California environmentalists have begun to warn that pristine stretches of the Santa Barbara area coastline may be seriously harmed as oil companies continue to uncover what may be one of the largest oil fields ever found in the United States.
Following reports of two separate giant oil discoveries by groups headed by Chevron U.S.A. Inc. and Phillips Petroleum Co. and by Texaco U.S.A., the California Coastal Commission Wednesday rejected a request from the Union Oil Co. to test drill another expected giant oil field in the federally protected eastern end of the Santa Barbara channel.
The potential size of the new discoveries near the western end of the channel is so great that environmentalists say they fear irresistible federal and corporate pressure to open offshore areas further up the coast to oil drilling, particularly since California's Democratic governor, Edmund G. (Jerry) Brown Jr., an active opponent of much offshore drilling, is about to be succeeded by Republican George Deukmejian.
"Nothing justifies in our opinion any further driving north to satisfy a gluttonous appetite for energy," said Sierra Club vice president Michele Perrault. In particular, she mentioned the danger to sea otters in a region that federal officials have targeted for leasing.
The waters off the Santa Barbara coast have attracted oil explorers ever since petroleum was found seeping naturally out of the seabed a century ago. But the major discoveries reported during the last four weeks in the Santa Maria Basin, about 40 miles west of President Reagan's mountaintop ranch, have inspired visions of an oil pool beneath the sea bottom rivaling the one found beneath Alaska's Prudhoe Bay, the largest in U.S. history with an estimated 10 billion barrels.

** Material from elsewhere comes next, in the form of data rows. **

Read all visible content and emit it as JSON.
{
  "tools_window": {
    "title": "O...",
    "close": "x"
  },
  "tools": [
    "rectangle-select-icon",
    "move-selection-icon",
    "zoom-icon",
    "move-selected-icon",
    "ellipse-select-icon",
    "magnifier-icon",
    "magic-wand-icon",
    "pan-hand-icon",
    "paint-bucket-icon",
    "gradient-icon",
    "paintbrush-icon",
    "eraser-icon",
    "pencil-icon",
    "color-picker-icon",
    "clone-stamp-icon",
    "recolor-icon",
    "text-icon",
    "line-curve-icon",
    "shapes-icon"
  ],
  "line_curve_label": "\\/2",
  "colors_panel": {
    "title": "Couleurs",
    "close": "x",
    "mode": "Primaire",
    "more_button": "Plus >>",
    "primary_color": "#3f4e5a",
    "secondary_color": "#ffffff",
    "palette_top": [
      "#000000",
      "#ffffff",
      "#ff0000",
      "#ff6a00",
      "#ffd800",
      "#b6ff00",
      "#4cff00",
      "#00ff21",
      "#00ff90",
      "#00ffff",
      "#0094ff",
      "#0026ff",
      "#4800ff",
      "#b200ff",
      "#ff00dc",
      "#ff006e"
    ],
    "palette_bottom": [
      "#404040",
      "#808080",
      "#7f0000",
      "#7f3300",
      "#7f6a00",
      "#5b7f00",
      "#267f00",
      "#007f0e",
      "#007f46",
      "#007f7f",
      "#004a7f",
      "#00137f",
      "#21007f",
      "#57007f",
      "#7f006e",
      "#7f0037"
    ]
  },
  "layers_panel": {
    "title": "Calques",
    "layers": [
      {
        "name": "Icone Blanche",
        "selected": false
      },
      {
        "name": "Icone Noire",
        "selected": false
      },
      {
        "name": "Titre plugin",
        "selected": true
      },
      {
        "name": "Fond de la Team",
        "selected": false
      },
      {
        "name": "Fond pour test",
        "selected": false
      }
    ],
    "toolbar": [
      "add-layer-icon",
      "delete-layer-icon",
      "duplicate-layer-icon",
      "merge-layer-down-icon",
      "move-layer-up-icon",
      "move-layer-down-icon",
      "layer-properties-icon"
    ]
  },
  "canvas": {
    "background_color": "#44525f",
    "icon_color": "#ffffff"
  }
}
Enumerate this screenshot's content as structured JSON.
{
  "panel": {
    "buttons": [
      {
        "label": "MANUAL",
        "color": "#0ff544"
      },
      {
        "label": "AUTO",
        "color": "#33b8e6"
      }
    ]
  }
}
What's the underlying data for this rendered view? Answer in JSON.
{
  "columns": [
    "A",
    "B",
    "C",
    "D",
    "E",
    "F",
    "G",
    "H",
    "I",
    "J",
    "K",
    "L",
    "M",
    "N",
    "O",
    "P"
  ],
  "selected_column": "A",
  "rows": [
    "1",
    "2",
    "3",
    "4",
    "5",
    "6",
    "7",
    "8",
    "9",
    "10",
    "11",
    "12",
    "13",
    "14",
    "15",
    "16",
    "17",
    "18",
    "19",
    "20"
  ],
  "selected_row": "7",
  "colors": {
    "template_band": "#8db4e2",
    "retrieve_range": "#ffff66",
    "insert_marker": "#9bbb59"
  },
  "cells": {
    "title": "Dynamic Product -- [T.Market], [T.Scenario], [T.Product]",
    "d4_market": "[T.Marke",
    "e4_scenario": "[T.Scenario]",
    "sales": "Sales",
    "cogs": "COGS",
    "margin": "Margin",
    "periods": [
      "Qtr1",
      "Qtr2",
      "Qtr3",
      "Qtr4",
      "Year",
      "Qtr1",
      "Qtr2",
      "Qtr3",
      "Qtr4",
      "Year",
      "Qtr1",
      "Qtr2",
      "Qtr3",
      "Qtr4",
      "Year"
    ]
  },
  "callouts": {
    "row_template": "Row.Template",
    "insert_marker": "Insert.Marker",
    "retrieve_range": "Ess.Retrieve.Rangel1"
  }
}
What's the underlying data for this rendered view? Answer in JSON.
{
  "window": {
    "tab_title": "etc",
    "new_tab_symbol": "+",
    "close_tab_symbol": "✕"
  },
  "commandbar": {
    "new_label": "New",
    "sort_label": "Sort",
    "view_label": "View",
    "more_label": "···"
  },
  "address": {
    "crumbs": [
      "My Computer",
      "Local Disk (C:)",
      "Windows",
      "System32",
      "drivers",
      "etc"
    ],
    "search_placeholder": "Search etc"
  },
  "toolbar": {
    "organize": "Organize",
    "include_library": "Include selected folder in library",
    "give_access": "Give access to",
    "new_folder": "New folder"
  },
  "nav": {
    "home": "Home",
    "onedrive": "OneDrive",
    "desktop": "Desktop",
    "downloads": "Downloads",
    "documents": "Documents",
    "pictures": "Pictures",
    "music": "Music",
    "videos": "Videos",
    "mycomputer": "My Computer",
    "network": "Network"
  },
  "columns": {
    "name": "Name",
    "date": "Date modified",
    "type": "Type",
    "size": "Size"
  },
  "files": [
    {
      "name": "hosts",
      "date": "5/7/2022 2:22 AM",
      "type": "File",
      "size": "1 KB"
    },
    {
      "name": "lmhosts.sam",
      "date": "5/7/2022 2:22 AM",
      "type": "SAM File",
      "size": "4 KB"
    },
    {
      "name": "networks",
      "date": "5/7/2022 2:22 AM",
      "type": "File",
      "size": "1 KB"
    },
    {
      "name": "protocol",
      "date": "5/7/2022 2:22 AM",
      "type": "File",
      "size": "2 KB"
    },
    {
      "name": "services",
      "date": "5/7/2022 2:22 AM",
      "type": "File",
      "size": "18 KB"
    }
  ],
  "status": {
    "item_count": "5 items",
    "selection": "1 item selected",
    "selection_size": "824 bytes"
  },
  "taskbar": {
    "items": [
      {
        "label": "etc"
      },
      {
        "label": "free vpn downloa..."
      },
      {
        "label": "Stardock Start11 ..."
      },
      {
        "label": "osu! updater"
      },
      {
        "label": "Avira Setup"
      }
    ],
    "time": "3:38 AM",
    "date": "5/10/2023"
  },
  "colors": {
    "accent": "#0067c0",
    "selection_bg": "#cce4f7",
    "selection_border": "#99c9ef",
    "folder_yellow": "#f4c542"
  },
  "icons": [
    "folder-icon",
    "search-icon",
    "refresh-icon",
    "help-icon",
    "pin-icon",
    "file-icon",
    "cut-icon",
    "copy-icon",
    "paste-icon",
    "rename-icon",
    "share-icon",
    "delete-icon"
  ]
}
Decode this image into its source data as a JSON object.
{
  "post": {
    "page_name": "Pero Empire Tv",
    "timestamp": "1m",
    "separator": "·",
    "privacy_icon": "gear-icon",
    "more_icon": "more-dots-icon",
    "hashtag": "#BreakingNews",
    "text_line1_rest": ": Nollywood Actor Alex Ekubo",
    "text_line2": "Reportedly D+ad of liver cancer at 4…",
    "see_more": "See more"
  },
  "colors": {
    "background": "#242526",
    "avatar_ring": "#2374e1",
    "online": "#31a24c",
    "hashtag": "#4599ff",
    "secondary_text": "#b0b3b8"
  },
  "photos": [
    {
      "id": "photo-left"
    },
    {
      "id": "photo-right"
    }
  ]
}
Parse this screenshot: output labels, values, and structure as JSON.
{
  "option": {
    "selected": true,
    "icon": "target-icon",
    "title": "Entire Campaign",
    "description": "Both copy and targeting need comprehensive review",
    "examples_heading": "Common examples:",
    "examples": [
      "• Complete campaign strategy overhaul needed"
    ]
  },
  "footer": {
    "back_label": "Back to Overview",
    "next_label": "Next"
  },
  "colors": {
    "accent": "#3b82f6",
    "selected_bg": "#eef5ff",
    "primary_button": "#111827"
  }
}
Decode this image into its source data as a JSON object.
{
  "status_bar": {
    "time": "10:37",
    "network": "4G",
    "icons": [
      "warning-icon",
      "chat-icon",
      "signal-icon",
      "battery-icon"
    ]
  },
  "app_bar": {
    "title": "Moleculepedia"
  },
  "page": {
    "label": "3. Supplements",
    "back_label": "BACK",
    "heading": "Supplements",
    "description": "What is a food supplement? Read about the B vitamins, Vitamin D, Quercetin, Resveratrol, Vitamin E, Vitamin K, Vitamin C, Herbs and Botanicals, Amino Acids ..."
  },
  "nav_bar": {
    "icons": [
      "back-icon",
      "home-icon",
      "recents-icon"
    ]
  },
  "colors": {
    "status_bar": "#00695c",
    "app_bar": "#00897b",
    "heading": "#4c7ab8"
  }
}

So far, the oil companies have confined themselves to much lower estimates, about 300 million barrels for a field being tested by Chevron, Phillips and other companies 15 miles west of Point Concepcion and about 100 million barrels for a discovery confirmed this week by a group including Texaco and the Pennzoil Co. in the same area. "It's just too soon to tell exactly what is there," said Chevron spokesman Dale Basye. But several companies are making plans for more offshore oil rigs and drilling ships, which carry the risk of future oil spills.
"It's absolutely predicted that a certain number of spills will occur in the lifetime of those fields," said Ruthann Corwin, a marine environmental planner who has participated in state and Santa Barbara County studies of the area. She said the rocky coast north of Point Concepcion is practically untouched except for a few occasional skin divers; it harbors unique species of barnacles and abalone. Sea otters, now rebounding after being decimated by hunters, are also expected to move into the area from the north.
Michael Fischer, executive director of the coastal commission, said the oil discoveries have drawn so much industry interest he expects his staff will begin considering long-range limits on oil drilling. In the key area from San Luis Obispo down to just northwest of Los Angeles, he said, "We have 20 offshore platforms drawing oil now, and there are prospects now of perhaps doubling that number." The most recent tests have drawn particular interest because the oil found appears to be low in sulfur and of a light variety easy to refine into gasoline.
Fischer said he saw no chance, however, that California's offshore waters will grow a virtual forest of oil rigs, as has happened in some parts of the Gulf of Mexico. He said he does not plan to oppose oil drilling in state-owned waters three miles from shore near the Santa Maria Basin finds, despite objections by environmentalists.
The commission rejected Union Oil's request to drill two exploratory wells near Anacapa Island because the area is within the Channel Islands National Marine Sanctuaries, a haven for brown pelicans and other marine life. This week, Exxon Co. U.S.A. announced it was seeking permission to expand its offshore drilling at a site about halfway between the Union Oil and Chevron-Texaco areas. The plan calls for two to four more platforms to help take out an estimated 400 million barrels of oil.